Therefore, the 13 days on the occasion of the Camp David agreement were considered a success. Partly because of Carter`s determination to reach an Israeli-Egyptian agreement, a full two-week promise for a single international problem. In addition, Carter benefited from an entirely promised U.S. foreign team. Similarly, the Israeli delegation, along with Ministers Dayan and Weizman, as well as legal experts Dr. Meir Rosenne and Aharon Barak, had a stable of excellent talent. In addition, the absence of the media contributed to the success of the agreement: there was no possibility for any of the leaders to reassure his political body or be pushed to draw conclusions by members of his opposition. A possible breakdown of negotiations by one of the two leaders would have proved catastrophic, which would have led to guilt for the failure of the summit and a separation of the White House. In the end, neither Bégin nor Sadat were prepared to risk these eventualities. Both had invested huge amounts of political capital and time to reach an agreement.  In any event, the autonomy talks for the West Bank and Gaza have made little progress, either because Washington has stopped exerting diplomatic pressure, as Carter believes, or because the agreement had not resolved crucial issues.

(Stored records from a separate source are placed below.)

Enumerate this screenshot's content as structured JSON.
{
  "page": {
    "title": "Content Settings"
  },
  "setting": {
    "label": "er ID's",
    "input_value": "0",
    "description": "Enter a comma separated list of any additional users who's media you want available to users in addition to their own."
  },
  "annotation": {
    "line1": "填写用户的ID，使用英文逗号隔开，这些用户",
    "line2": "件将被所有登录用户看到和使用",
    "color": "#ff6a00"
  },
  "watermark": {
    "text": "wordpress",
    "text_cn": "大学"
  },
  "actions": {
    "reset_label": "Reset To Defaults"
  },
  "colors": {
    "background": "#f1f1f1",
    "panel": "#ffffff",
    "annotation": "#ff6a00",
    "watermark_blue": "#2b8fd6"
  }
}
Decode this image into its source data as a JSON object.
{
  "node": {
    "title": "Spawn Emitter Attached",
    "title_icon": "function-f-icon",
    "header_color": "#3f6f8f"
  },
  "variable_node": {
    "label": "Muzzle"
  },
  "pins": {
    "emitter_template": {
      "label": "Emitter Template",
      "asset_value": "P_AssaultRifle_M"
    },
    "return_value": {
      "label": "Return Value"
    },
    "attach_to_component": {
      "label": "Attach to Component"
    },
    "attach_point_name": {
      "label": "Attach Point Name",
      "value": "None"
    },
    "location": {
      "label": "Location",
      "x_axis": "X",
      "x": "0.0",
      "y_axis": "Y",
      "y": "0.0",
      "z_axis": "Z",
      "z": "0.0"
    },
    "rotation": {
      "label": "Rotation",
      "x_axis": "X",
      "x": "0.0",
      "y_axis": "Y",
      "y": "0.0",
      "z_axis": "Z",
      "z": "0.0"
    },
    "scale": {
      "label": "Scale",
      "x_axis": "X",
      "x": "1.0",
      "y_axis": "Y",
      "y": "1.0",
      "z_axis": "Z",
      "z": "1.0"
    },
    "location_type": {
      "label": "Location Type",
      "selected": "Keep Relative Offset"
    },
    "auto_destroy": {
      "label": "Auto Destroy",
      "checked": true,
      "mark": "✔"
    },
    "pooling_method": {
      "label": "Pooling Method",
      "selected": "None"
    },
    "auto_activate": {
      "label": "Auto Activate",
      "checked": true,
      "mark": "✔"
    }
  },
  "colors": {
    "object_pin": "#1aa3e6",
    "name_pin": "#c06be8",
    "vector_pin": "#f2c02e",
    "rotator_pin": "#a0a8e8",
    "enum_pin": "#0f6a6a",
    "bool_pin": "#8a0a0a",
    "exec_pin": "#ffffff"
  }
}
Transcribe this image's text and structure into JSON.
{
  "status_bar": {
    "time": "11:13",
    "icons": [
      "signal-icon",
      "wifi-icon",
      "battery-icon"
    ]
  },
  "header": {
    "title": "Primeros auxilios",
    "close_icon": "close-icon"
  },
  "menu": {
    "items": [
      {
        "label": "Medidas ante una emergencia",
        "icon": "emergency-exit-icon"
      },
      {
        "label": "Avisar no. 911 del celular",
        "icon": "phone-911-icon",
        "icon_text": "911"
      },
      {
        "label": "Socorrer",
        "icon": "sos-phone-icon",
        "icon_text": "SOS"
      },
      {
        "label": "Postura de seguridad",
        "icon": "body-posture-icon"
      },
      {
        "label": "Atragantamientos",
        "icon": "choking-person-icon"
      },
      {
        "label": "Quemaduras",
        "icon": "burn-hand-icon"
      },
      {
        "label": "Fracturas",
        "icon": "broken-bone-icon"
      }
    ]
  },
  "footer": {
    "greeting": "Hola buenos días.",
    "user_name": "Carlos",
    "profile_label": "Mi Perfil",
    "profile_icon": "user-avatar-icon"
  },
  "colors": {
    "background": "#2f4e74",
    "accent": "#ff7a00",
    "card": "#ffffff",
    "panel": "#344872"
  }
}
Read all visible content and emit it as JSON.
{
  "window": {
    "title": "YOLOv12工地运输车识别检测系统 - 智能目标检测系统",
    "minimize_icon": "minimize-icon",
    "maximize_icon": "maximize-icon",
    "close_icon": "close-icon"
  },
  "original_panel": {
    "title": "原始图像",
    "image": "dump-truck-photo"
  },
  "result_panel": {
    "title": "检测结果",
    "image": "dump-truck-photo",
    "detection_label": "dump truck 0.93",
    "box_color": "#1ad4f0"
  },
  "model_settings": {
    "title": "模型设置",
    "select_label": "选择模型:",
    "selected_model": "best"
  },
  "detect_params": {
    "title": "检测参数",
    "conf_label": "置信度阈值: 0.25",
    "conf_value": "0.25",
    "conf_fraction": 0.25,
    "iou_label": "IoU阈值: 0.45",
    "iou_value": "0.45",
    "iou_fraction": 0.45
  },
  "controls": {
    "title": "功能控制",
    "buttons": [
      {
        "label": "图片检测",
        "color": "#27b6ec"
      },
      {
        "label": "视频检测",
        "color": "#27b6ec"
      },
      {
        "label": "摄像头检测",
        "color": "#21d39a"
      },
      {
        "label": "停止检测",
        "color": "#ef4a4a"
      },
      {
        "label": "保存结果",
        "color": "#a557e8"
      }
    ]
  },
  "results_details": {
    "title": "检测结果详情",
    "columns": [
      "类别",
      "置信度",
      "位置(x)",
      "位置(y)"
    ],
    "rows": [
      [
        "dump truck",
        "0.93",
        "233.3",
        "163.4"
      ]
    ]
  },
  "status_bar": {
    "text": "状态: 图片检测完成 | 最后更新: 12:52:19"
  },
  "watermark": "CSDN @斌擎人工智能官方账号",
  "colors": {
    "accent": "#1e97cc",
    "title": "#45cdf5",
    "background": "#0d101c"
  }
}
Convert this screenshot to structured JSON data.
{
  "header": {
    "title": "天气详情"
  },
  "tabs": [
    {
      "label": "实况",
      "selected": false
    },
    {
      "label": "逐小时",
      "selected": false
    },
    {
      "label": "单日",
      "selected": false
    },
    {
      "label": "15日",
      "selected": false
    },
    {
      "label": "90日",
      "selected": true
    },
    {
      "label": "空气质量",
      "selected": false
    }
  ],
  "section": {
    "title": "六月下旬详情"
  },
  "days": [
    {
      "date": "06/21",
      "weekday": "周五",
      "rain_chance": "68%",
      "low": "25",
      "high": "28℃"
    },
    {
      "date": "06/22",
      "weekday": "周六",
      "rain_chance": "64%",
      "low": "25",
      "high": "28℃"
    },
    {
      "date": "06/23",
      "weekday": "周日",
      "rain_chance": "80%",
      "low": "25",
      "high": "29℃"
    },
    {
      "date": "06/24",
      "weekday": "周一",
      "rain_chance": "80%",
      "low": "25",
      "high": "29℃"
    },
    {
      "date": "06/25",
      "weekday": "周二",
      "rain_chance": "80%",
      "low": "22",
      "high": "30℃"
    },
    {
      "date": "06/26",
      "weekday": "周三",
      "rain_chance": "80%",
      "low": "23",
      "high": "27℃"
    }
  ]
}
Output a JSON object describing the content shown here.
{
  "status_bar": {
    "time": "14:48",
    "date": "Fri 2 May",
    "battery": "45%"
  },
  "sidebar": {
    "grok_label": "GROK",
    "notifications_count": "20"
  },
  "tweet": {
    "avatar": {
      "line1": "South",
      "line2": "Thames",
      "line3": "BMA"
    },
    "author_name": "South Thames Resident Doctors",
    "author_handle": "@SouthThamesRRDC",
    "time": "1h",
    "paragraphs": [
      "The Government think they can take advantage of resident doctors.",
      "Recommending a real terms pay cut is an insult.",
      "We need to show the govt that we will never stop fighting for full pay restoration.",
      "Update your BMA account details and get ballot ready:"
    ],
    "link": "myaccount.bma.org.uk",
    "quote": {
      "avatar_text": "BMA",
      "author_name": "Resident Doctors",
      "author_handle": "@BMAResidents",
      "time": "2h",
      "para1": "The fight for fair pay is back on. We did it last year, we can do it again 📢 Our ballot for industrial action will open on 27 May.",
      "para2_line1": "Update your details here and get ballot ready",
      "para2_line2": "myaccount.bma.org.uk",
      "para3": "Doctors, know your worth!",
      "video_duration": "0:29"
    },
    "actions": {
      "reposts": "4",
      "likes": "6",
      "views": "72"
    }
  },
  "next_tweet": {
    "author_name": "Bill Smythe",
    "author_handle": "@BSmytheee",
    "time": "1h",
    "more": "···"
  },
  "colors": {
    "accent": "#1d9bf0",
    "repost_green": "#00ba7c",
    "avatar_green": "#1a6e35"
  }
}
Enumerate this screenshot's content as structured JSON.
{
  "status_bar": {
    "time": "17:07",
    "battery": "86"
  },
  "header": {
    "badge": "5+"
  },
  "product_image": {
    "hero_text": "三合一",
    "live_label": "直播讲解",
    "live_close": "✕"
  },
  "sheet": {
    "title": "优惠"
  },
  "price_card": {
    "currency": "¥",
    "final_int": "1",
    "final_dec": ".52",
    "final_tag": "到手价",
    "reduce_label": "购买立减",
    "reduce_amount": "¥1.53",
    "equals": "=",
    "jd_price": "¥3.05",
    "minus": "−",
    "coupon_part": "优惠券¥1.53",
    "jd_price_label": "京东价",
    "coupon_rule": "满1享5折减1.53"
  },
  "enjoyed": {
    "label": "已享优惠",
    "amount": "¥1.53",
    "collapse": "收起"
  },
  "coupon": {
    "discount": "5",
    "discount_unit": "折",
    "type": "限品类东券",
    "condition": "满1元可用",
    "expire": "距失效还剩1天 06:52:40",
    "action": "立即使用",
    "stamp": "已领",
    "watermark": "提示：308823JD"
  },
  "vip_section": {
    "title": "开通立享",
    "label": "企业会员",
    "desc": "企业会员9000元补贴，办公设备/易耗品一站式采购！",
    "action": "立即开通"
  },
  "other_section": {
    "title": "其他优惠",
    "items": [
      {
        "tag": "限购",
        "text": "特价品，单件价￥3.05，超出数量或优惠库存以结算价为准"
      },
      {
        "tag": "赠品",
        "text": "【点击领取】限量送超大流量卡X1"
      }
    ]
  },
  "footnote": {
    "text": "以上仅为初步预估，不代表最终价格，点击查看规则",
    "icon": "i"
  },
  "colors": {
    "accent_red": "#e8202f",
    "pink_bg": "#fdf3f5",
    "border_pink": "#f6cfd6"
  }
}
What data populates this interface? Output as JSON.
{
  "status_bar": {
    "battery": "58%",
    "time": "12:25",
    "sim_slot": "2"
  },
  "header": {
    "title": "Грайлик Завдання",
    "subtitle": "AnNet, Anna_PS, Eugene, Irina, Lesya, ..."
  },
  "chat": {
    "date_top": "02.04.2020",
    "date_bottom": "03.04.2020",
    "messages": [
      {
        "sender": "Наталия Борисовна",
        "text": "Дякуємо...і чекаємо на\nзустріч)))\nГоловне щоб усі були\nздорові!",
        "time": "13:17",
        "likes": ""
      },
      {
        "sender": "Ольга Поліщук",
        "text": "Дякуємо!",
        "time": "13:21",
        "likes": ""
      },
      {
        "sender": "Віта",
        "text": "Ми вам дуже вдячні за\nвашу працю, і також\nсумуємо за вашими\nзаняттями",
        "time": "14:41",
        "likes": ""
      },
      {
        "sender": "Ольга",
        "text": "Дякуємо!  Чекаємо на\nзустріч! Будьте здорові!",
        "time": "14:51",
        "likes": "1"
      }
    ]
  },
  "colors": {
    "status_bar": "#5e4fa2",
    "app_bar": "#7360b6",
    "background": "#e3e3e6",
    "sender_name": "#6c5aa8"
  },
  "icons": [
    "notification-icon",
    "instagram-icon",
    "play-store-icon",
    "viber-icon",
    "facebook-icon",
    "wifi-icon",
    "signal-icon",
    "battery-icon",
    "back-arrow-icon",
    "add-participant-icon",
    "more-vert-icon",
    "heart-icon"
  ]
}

The U.S. tried to win the participation of Palestinians living in the West Bank, but it largely stood firm because the P.L.O. refused to support a process that did not recognize the group`s claim to represent the Palestinians. For its part, Israel has refused to accept proposals that could jeopardize its settlement program or its ability to claim sovereignty over the territories. President William J. Clinton Israeli Prime Minister Ehud Barak, President of the Palestinian Authority Yasser Arafat, met between July 11 and 24 under the auspices of President Clinton, Prime Minister Barak, and President Arafat at Camp David to reach a permanent status agreement. Although they were unable to fill in the gaps and reach an agreement, their negotiations were unprecedented, both in scope and in detail. Building on the progress made at Camp David, the two leaders agreed on the following principles to guide their negotiations: but the exhausted president and his advisers still had the final to play. Vance and Carter met with Bégin, Israeli Foreign Ministers Moshe Dayan and Barak until after midnight on the 12th day. Only Barak and Dayan took notes. M. Carter urged Bégin to halt the construction of new settlements in the West Bank during negotiations over the West Bank and Gaza.
Bégin said something that Carter accepted. 5. All the autonomy clauses of the agreement are de facto sanctification of the crew with a new form. . . .